A much fairer option would be to reward the entire working population with an across the board cut in tax rates and USC. However there is also the argument that there should only ever be pay hikes when the country is in the black, with any future pay increases being subject to an independent system that uses verifiable and empirically backed stats. Public Sector pay increases right now would mean that any fruits of recovery would go exclusively to an already privileged minority of workers. Surely fairness and equality demands that the fruits of our recovery should be more widely spread.

N Gilmartin,


Abuse of the flag and anthem

Sir - "Cobbler, stick to your last" is an old saying that Eamonn Sweeney should observe.

His article on the newly elected MP for Fermanagh/South Tyrone has nothing to do with sport and everything to do with politics. I do not pretend to see into the mind of Mr Tom Elliot but I can see why he chooses not to attend a GAA match where the Irish flag is on display and the Irish national anthem will be sung.

The flag and the anthem have been taken over and abused by the Provisional IRA and Sinn Fein, north and south, as party emblems, covering the coffins of those who murdered Catholic and Protestant, north and south, policemen and soldiers, men, women and children, in both jurisdictions.

Mr Sweeney lets himself down by using belittling and abusive terms to describe Elliot as a "gobdaw", "Small Tom" etc.

He then goes on to attack with sarcasm the SDLP party for splitting the nationalist vote and allowing a Unionist "scrape in" to win the Westminster seat. That seat was once a safe SDLP seat but they stood aside to let nationalist voters elect a Sinn Fein candidate on hunger strike. They never again won the seat.

There are many nationalists who were ashamed of the deeds of the Provos and not happy to give them their votes, even at the expense of "splitting the vote". Couldn't Sinn Fein too have avoided splitting the vote since they would not have taken up the seat in Westminster even had they won?

Padraig Mc Ginn,


Co Leitrim

Hamas and Yes win don't mix

Sir - It was interesting to see Gerry Adams and other members of Sinn Fein celebrating the Yes victory in Dublin Castle with the leading campaigners for marriage equality last weekend.

One wonders if those same campaigners are aware that every year Gerry Adams welcomes with open arms the murderously homophobic Hamas to Sinn Fein's annual conference where they discuss everything under the sun bar misogyny and homophobia.

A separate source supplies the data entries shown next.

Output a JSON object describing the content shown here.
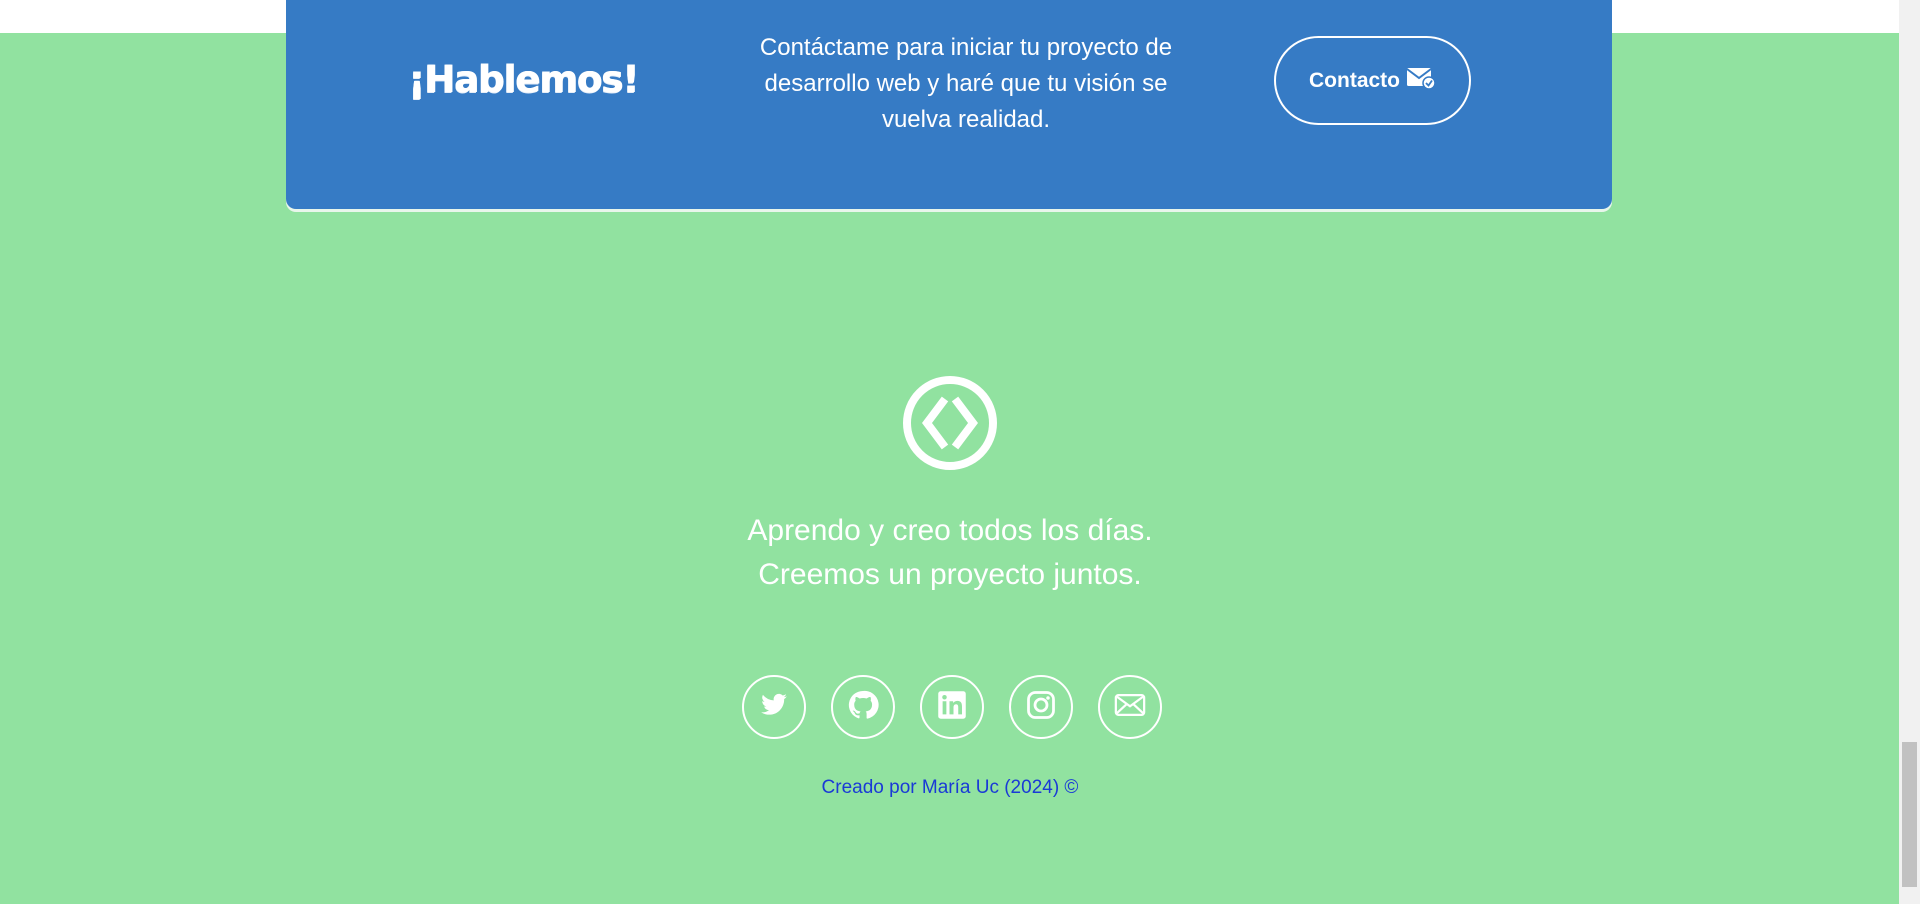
{
  "cta": {
    "title": "¡Hablemos!",
    "text": "Contáctame para iniciar tu proyecto de desarrollo web y haré que tu visión se vuelva realidad.",
    "button_label": "Contacto",
    "button_icon": "envelope-check-icon"
  },
  "footer": {
    "logo_icon": "code-brackets-icon",
    "tagline_line1": "Aprendo y creo todos los días.",
    "tagline_line2": "Creemos un proyecto juntos.",
    "socials": [
      {
        "icon": "twitter-icon"
      },
      {
        "icon": "github-icon"
      },
      {
        "icon": "linkedin-icon"
      },
      {
        "icon": "instagram-icon"
      },
      {
        "icon": "email-icon"
      }
    ],
    "credit": "Creado por María Uc (2024) ©"
  },
  "colors": {
    "background": "#91e2a0",
    "cta_background": "#367bc5",
    "credit_text": "#1a3ad6",
    "white": "#ffffff"
  }
}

Maybe at this year's Ard Fheis Gerry will make a present of the gay rainbow flag to the Hamas representatives. Maybe also Sinn Fein will demand a charter for women's rights in Gaza plus an end to Sharia Law.

And maybe pigs will fly!

Eddie Naughton,

The Coombe, Dublin 8

Sunday Independent

Read More